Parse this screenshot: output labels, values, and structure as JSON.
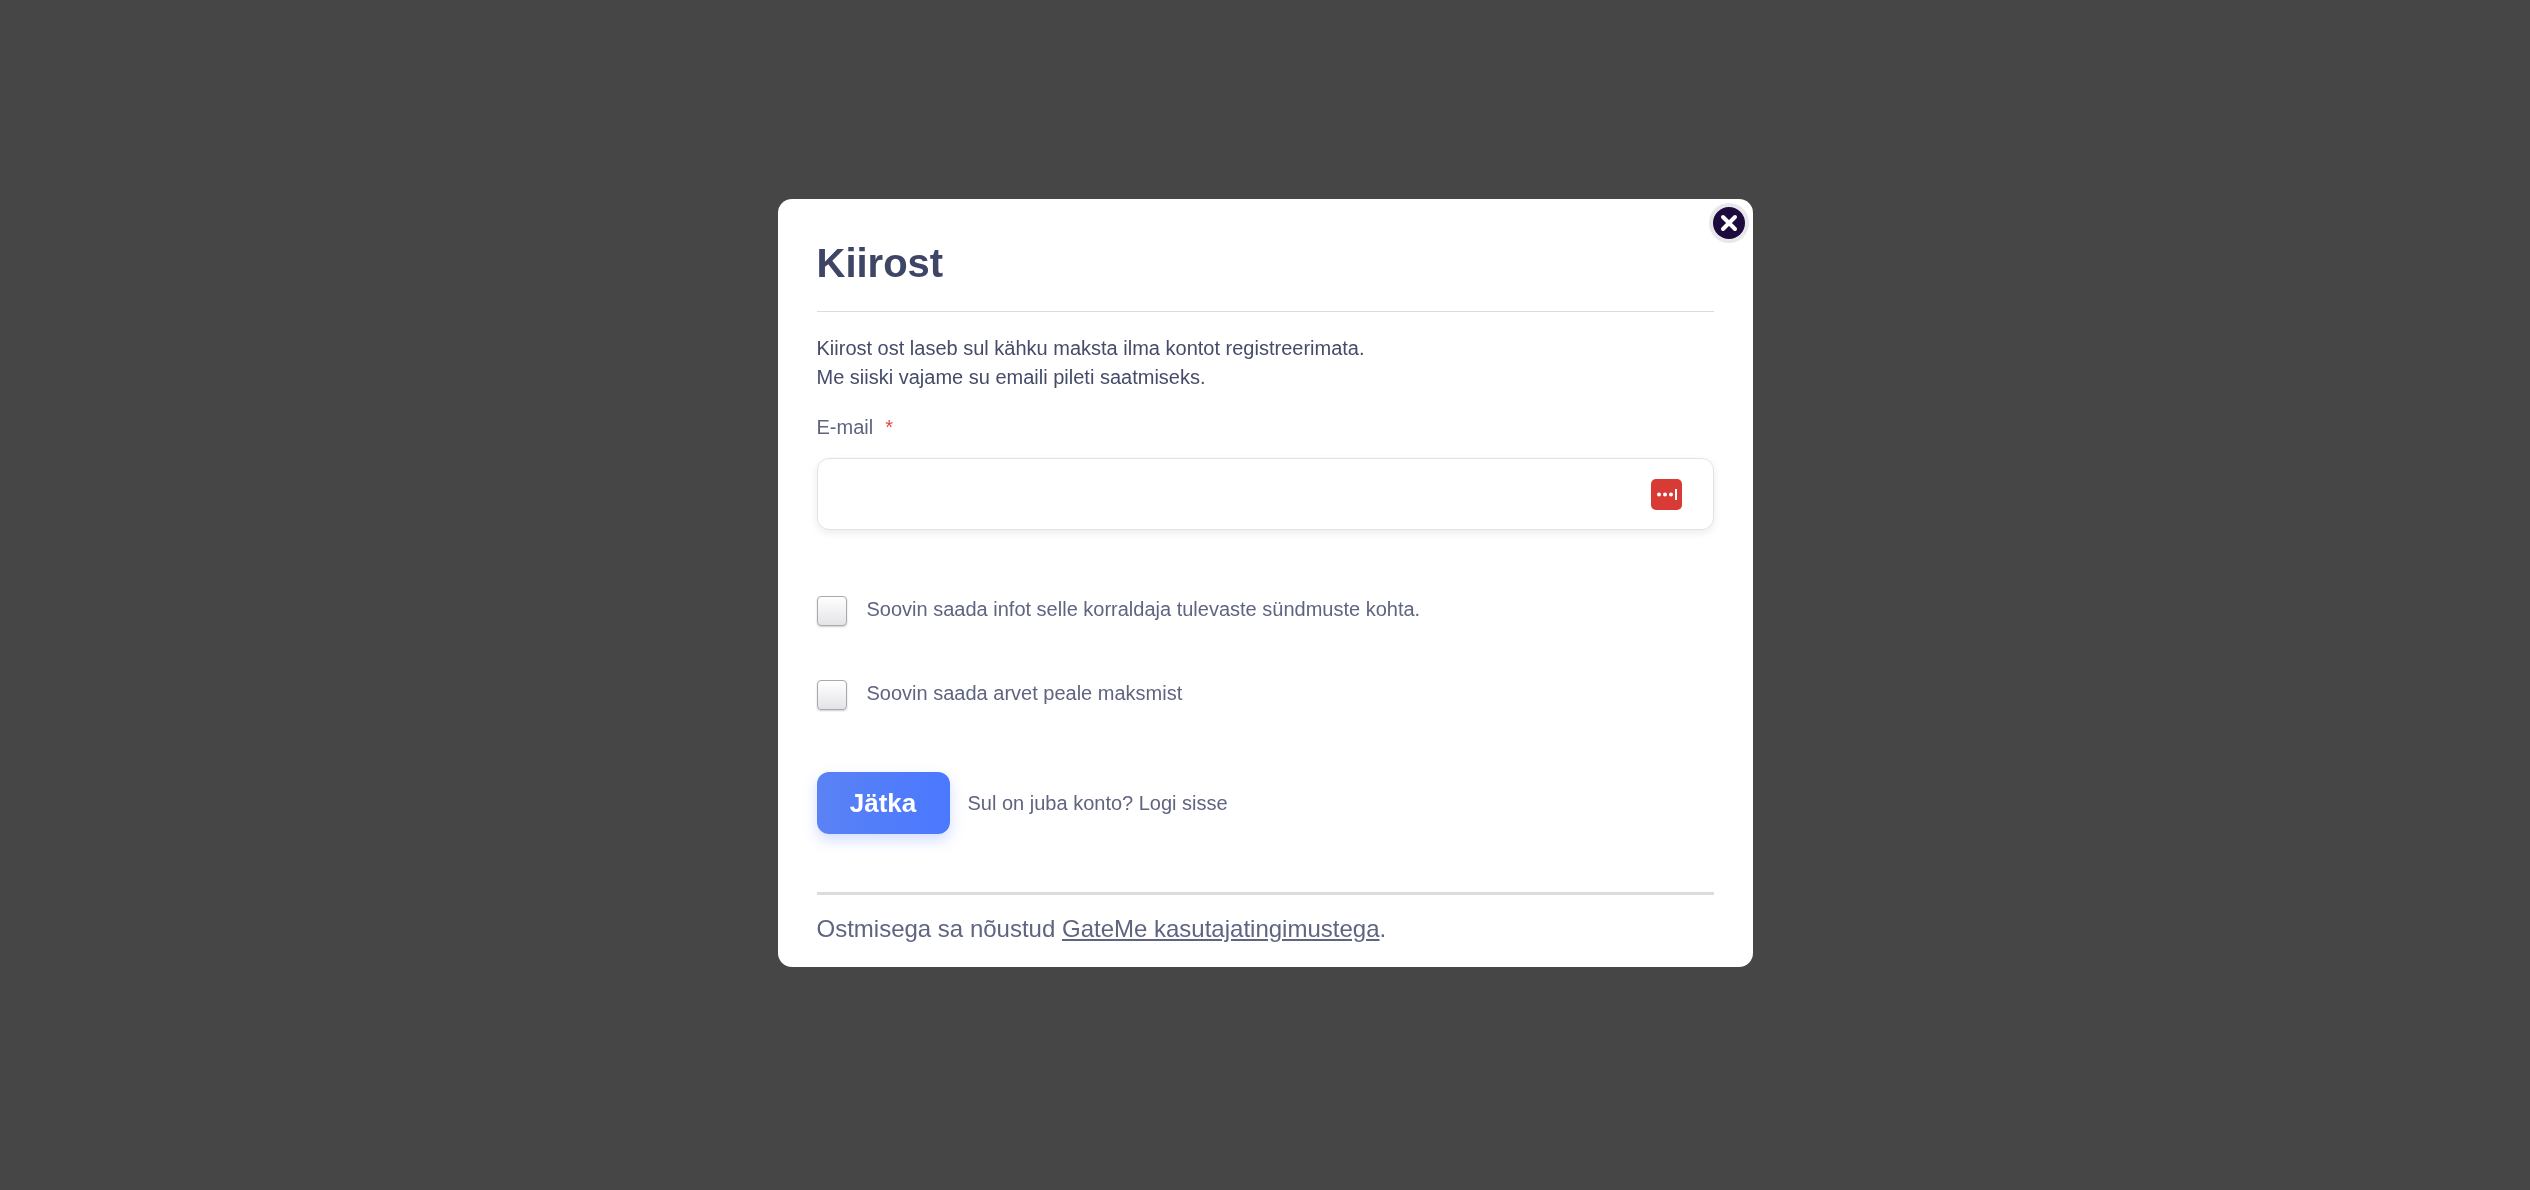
{
  "dialog": {
    "title": "Kiirost",
    "intro": [
      "Kiirost ost laseb sul kähku maksta ilma kontot registreerimata.",
      "Me siiski vajame su emaili pileti saatmiseks."
    ],
    "email": {
      "label": "E-mail",
      "required_mark": "*"
    },
    "checkboxes": [
      {
        "label": "Soovin saada infot selle korraldaja tulevaste sündmuste kohta.",
        "checked": false
      },
      {
        "label": "Soovin saada arvet peale maksmist",
        "checked": false
      }
    ],
    "submit": "Jätka",
    "login_prompt": "Sul on juba konto? Logi sisse",
    "footer": {
      "before": "Ostmisega sa nõustud ",
      "link": "GateMe kasutajatingimustega",
      "after": "."
    }
  }
}
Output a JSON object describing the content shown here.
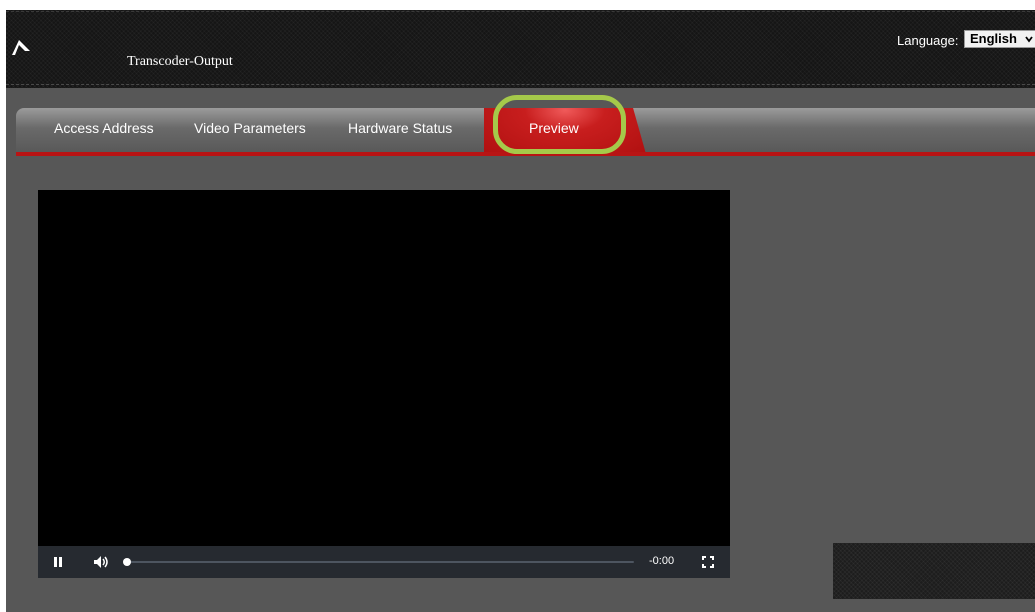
{
  "header": {
    "app_title": "Transcoder-Output",
    "language_label": "Language:",
    "language_selected": "English"
  },
  "tabs": [
    {
      "label": "Access Address"
    },
    {
      "label": "Video Parameters"
    },
    {
      "label": "Hardware Status"
    },
    {
      "label": "Preview",
      "active": true
    }
  ],
  "player": {
    "time_remaining": "-0:00",
    "progress": 0
  },
  "colors": {
    "accent_red": "#b81414",
    "highlight_green": "#a5c94a",
    "panel_gray": "#575757"
  },
  "icons": [
    "logo-icon",
    "chevron-down-icon",
    "pause-icon",
    "volume-icon",
    "fullscreen-icon"
  ]
}
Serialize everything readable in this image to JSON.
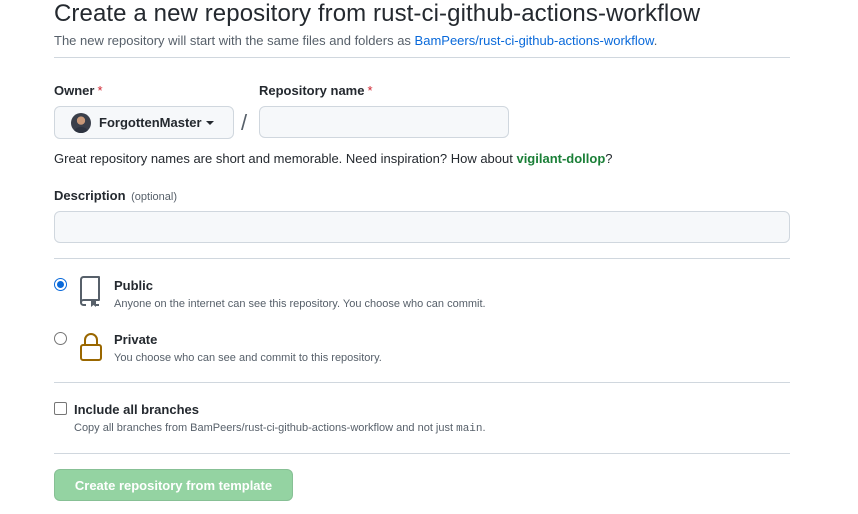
{
  "header": {
    "title": "Create a new repository from rust-ci-github-actions-workflow",
    "subtitle_prefix": "The new repository will start with the same files and folders as ",
    "template_link": "BamPeers/rust-ci-github-actions-workflow",
    "subtitle_suffix": "."
  },
  "owner": {
    "label": "Owner",
    "required_mark": "*",
    "selected": "ForgottenMaster"
  },
  "separator": "/",
  "repo_name": {
    "label": "Repository name",
    "required_mark": "*",
    "value": ""
  },
  "hint": {
    "text": "Great repository names are short and memorable. Need inspiration? How about ",
    "suggestion": "vigilant-dollop",
    "suffix": "?"
  },
  "description": {
    "label": "Description",
    "optional": "(optional)",
    "value": ""
  },
  "visibility": {
    "public": {
      "title": "Public",
      "desc": "Anyone on the internet can see this repository. You choose who can commit.",
      "checked": true
    },
    "private": {
      "title": "Private",
      "desc": "You choose who can see and commit to this repository.",
      "checked": false
    }
  },
  "include_branches": {
    "label": "Include all branches",
    "desc_prefix": "Copy all branches from BamPeers/rust-ci-github-actions-workflow and not just ",
    "desc_code": "main",
    "desc_suffix": ".",
    "checked": false
  },
  "submit": {
    "label": "Create repository from template",
    "enabled": false
  },
  "colors": {
    "link": "#0969da",
    "suggestion": "#1a7f37",
    "required": "#cf222e",
    "submit_disabled_bg": "#94d3a2",
    "private_icon": "#9a6700"
  },
  "icons": {
    "public": "repo-icon",
    "private": "lock-icon",
    "owner_dropdown": "caret-down-icon"
  }
}
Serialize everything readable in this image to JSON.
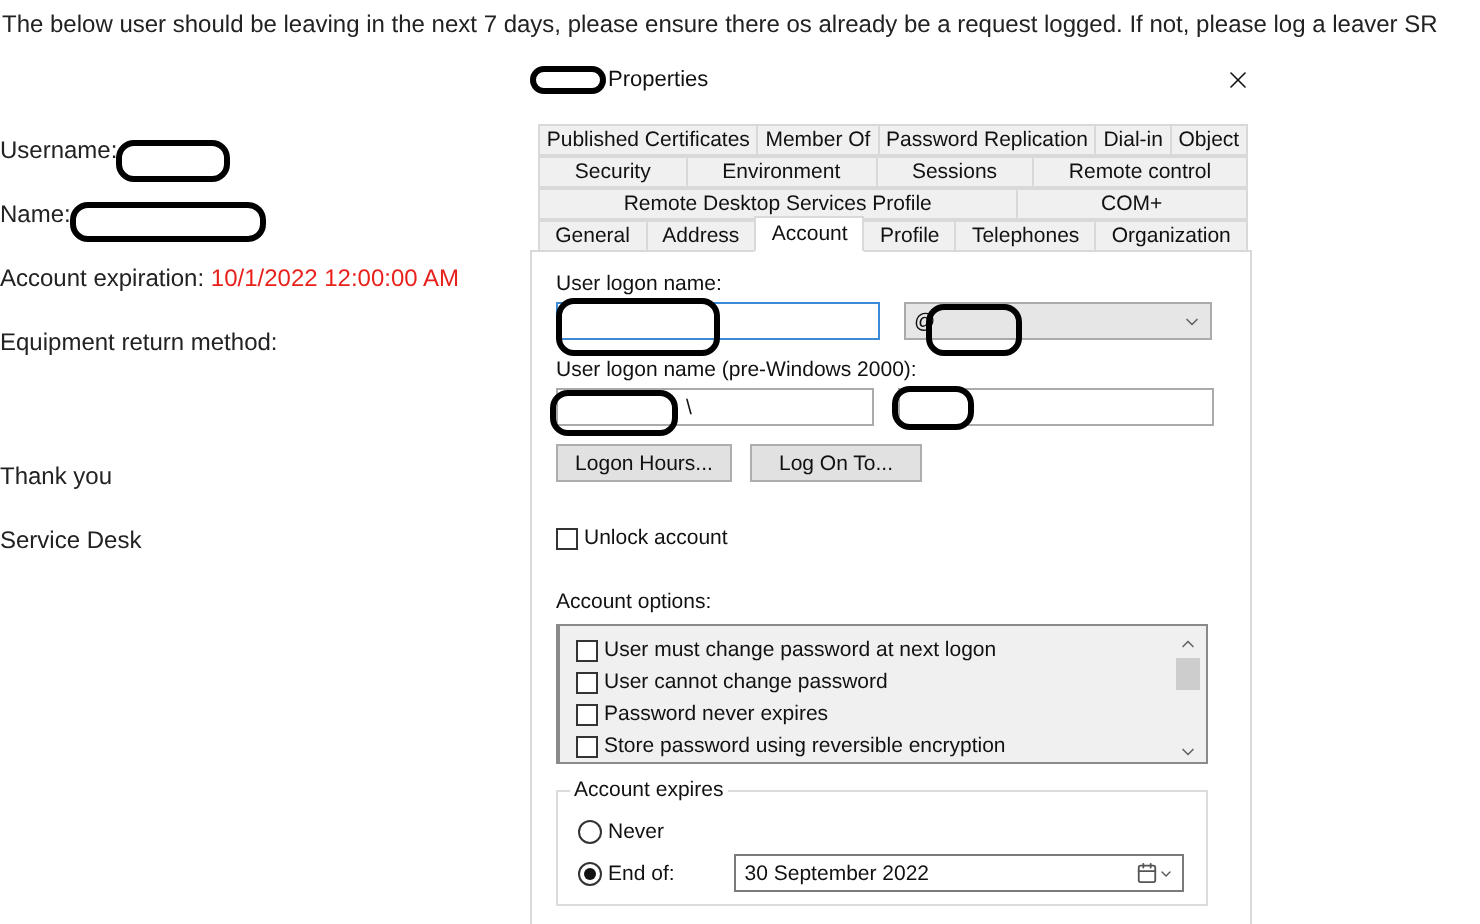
{
  "message": {
    "intro": "The below user should be leaving in the next 7 days, please ensure there os already be a request logged. If not, please log a leaver SR",
    "fields": [
      {
        "label": "Username:"
      },
      {
        "label": "Name:"
      },
      {
        "label": "Account expiration:",
        "value": "10/1/2022 12:00:00 AM"
      },
      {
        "label": "Equipment return method:"
      }
    ],
    "closing": [
      "Thank you",
      "Service Desk"
    ]
  },
  "dialog": {
    "title": "Properties",
    "tab_rows": [
      [
        {
          "label": "Published Certificates",
          "selected": false
        },
        {
          "label": "Member Of",
          "selected": false
        },
        {
          "label": "Password Replication",
          "selected": false
        },
        {
          "label": "Dial-in",
          "selected": false
        },
        {
          "label": "Object",
          "selected": false
        }
      ],
      [
        {
          "label": "Security",
          "selected": false
        },
        {
          "label": "Environment",
          "selected": false
        },
        {
          "label": "Sessions",
          "selected": false
        },
        {
          "label": "Remote control",
          "selected": false
        }
      ],
      [
        {
          "label": "Remote Desktop Services Profile",
          "selected": false
        },
        {
          "label": "COM+",
          "selected": false
        }
      ],
      [
        {
          "label": "General",
          "selected": false
        },
        {
          "label": "Address",
          "selected": false
        },
        {
          "label": "Account",
          "selected": true
        },
        {
          "label": "Profile",
          "selected": false
        },
        {
          "label": "Telephones",
          "selected": false
        },
        {
          "label": "Organization",
          "selected": false
        }
      ]
    ],
    "logon_label": "User logon name:",
    "domain_dropdown": {
      "value": "@"
    },
    "pre2000_label": "User logon name (pre-Windows 2000):",
    "pre2000_domain": {
      "value": "\\"
    },
    "buttons": [
      "Logon Hours...",
      "Log On To..."
    ],
    "unlock": {
      "label": "Unlock account",
      "checked": false
    },
    "options_label": "Account options:",
    "options": [
      {
        "label": "User must change password at next logon",
        "checked": false
      },
      {
        "label": "User cannot change password",
        "checked": false
      },
      {
        "label": "Password never expires",
        "checked": false
      },
      {
        "label": "Store password using reversible encryption",
        "checked": false
      }
    ],
    "expires": {
      "legend": "Account expires",
      "radios": [
        {
          "label": "Never",
          "selected": false
        },
        {
          "label": "End of:",
          "selected": true
        }
      ],
      "date": "30 September 2022"
    }
  }
}
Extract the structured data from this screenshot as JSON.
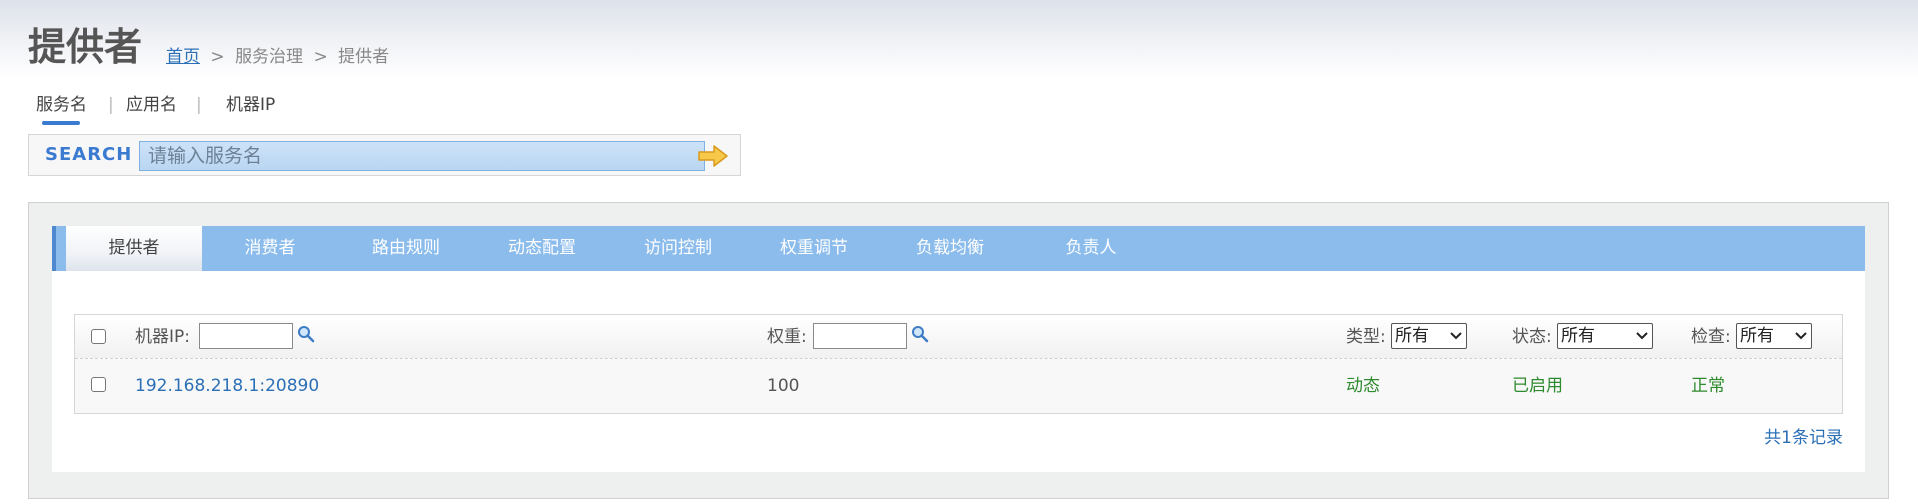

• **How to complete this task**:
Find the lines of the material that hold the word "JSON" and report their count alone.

• **Task response**:
5